The self-directed solo 401(k) plan is also known as the independent 401(k) plan. With an independent plan, you don’t have to be classified as an employee to get the benefits of a 401(k). Small business owners, freelancers, and contractors can plan their retirement with the solo 401(k) plan.
Why do small business owners choose a solo 401(k) plan?
The self-directed solo 401(K) plan gives you control over your investment and retirement decisions.
Here are several benefits of the solo 401(k) plan:
A. The ‘solo’ plan is not entirely solo. Your spouse can invest in it to strengthen retirement planning.
B. Unlike the Individual Retirement Account (IRA), the self-directed plan has no income limit. The contribution limit of the solo 401(k) is much higher than that of the IRA.
C. You can invest in real estate, promissory notes, and valuable metals like gold and silver with the solo 401(k) plan.
D. You can transfer your assets to your beneficiaries tax-free.
Benefits of Self-Directed Solo 401(k) Plan
What’s in the self-directed solo 401(k) account in 2021?
In 2021, the IRS allows annual contributions of $58,000 in the self-directed solo 401(k) plan. There is a chance of an additional $6,500 catch-up contribution if you are age 50 years or over. This brings the total contribution for 50+ to $64,500.
The taxable income from the self-directed solo 401(k) plan is $290,000 in 2021.

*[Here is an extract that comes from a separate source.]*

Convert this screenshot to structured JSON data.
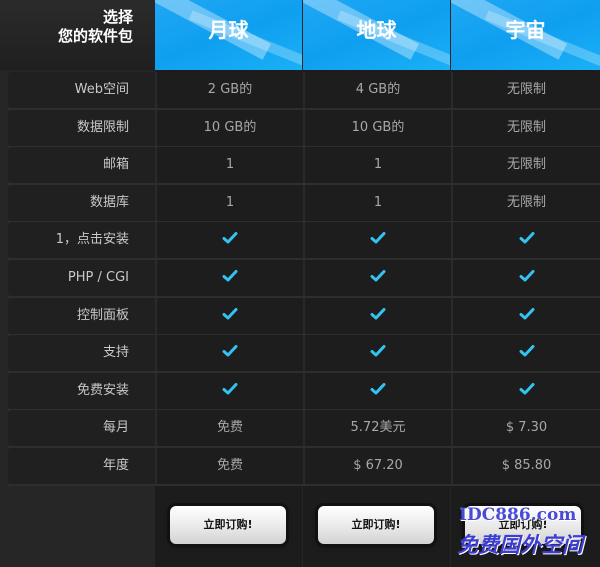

You can take a look at how to calculate taxable income for the small business:
Your net business profit – half of your self-employment tax + the employer plan contribution you have made for yourself = the taxable compensation.
(This is the annual contribution limit and taxable income for 2021.)
How can the self-directed solo 401(k) provide tax benefits to small businesses?
Small business owners can get several tax benefits from investing in the self-directed solo 401(K). There is also flexibility in how you handle your tax obligations depending on your classification.
1. As an employer: All your earnings as an employer will be tax-deductible. Your earnings are tax-deferred until you withdraw the amount.
2. As an employee: The employee contribution is also tax-deferred. When you retire, the IRS will deduct the normal tax amount from your self-directed solo 401(k) withdrawals. This reduces your taxable income as an employee, as well.
With the additional $6,500 catch-up contribution for people over 50, you have potential to receive benefits from a solo 401(k) plan as both an employer and an employee.
“Checkbook control” advantage with the self-directed solo 401(k) plans
The solo 401(k) plan gives you “checkbook control” over the plan as the trustee. With this benefit, there is no need for you to hire an outside trustee to manage the account for you. You have sole authority over the 401(k) as the plan participant.
As the trustee, you have complete authority over the 401(k) plan to take any action you choose and make any decisions you feel are best for your investment.
You can open a solo 401(k) account in any local bank or credit union with the “checkbook control” designation. There are no custodial fees for maintaining the account.
Two reasons a self-directed solo 401(k) plan is better than a SEP IRA retirement plan
The SEP-IRA, or Simplified Employee Pension Individual Retirement Account, is another great retirement plan. It is suitable for people who are self-employed, freelancers, and small business owners.
However, a self-directed solo 401(k) plan has advantages over a SEP IRA retirement plan.
Solo 401(k) is a reliable option for small business owners
A. You can take out a loan from your solo 401(k) plan
It’s against the rules of the SEP-IRA to take out a loan against this type of retirement account. However, the solo 401(k) is structured to allow you to borrow against it, if necessary. You can borrow up to 50% of the amount in your solo 401(k) account or a maximum of $50,000. Since this is a loan, and not a withdrawal, the funds are still tax-free.
Solo 401(k) loans have a repayment period of 5 years. However, that is extended to 15 years if you use the loan to purchase a house or other permanent residence.
With the self-directed solo 401(k), you have the added option to borrow against your own investment, which could be beneficial. The SEP-IRA does not give you this freedom. This is an important consideration of your needs when deciding how to invest your money.
B. You can never get the authority over your SEP-IRA account
A financial institution will always have investment authority of your SEP-IRA account. This means they will decide how to invest your money in the stock market or mutual funds. You do not have any say in their decision.
This is not the case with your self-directed solo 401(k) plan. Since you have full authority over your solo 401(k) plan, you get to choose where and how to invest your money.
So, there is an opportunity for better savings for small business owners who invest in the solo 401(k) account than the SEP-IRA account.
If you are self-employed or running a small business, it doesn’t mean you can’t have a retirement savings plan. The self-directed solo 401(k) plans are set up specifically for the self employed. Proper planning with the solo 401(k) retirement plan can set you up for the long-term. A comfortable and secured retirement is waiting for you.
Phil Bradford is a financial content writer and an enthusiast. He has expert knowledge about personal finance issues and he is a regular contributor of DebtConsolidationCare. His passion for helping people who are stuck in financial problems has earned him recognition and honor in the industry. Besides writing, he loves to travel and read books.